⟨

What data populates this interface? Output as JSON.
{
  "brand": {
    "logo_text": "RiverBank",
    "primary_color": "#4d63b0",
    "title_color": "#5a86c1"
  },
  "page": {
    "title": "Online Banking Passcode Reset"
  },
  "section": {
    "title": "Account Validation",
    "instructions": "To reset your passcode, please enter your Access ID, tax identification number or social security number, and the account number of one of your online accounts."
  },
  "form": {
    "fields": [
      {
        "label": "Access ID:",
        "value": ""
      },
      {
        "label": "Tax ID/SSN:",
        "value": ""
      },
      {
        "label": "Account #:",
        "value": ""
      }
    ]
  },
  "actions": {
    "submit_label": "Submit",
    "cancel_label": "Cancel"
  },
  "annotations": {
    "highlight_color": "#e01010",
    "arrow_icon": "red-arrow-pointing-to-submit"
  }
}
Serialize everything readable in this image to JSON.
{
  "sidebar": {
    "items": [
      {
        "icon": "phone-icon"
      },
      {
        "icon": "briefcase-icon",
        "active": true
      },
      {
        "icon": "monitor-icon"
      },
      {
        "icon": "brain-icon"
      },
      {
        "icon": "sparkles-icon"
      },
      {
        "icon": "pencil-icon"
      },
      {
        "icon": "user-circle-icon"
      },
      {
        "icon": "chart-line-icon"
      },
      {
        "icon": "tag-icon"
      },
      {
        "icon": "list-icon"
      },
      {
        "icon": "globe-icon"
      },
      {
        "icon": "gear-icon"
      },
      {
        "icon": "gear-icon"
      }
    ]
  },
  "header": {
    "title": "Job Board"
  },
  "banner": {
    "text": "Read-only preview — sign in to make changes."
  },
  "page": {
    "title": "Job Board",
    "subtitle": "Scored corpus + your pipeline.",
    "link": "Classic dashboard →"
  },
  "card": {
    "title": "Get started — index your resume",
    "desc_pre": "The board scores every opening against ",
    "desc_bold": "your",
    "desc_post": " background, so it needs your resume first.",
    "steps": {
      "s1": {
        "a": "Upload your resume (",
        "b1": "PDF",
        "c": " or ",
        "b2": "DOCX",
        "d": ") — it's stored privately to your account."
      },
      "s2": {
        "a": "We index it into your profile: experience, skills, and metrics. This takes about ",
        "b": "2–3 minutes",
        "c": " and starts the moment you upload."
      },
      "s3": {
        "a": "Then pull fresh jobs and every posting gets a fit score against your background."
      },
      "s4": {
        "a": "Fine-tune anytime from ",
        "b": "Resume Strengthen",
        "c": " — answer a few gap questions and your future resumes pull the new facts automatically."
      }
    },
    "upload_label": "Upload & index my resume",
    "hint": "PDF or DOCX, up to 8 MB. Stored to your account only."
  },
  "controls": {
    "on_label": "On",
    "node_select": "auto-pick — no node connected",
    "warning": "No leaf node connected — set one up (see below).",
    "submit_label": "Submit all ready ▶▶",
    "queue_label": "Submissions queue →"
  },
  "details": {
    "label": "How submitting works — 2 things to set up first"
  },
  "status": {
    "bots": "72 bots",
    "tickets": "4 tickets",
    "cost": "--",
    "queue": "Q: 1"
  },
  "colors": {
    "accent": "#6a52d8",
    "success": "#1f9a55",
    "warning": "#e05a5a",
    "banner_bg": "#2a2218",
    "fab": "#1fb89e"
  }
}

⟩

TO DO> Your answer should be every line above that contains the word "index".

RESPONSE TO THE TASK>
    "title": "Get started — index your resume",
        "a": "We index it into your profile: experience, skills, and metrics. This takes about ",
    "upload_label": "Upload & index my resume",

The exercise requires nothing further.